[YOUR ASSIGNMENT]
Your answer must be a single number: how many lines in the records include the word "label".

Data records for software interfaces:

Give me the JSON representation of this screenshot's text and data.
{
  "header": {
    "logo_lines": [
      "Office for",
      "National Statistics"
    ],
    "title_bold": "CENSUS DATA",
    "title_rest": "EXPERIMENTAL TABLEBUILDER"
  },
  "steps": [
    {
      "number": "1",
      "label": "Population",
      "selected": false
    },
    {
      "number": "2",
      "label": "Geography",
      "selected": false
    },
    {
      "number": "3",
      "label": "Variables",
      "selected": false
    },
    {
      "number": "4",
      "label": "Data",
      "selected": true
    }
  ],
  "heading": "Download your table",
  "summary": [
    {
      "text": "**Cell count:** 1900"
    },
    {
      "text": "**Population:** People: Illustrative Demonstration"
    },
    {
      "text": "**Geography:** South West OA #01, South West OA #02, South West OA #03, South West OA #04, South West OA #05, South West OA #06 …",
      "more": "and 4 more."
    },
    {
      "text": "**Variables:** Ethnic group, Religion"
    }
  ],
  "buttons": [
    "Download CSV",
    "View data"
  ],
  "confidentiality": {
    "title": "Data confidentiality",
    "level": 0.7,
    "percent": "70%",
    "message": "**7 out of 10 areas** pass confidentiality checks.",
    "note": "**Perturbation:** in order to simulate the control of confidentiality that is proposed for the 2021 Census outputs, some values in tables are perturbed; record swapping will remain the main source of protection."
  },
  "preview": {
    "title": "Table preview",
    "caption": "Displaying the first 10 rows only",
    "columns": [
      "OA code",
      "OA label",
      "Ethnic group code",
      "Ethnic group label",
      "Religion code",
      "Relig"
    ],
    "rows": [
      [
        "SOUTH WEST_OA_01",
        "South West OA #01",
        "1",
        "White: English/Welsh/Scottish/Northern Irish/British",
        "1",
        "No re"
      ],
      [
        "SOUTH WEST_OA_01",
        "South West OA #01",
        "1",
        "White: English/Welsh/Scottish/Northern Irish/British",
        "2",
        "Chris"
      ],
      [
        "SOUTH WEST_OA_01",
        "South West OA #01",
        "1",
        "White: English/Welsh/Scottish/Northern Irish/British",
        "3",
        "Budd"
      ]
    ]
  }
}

[RESPONSE TO THE TASK]
6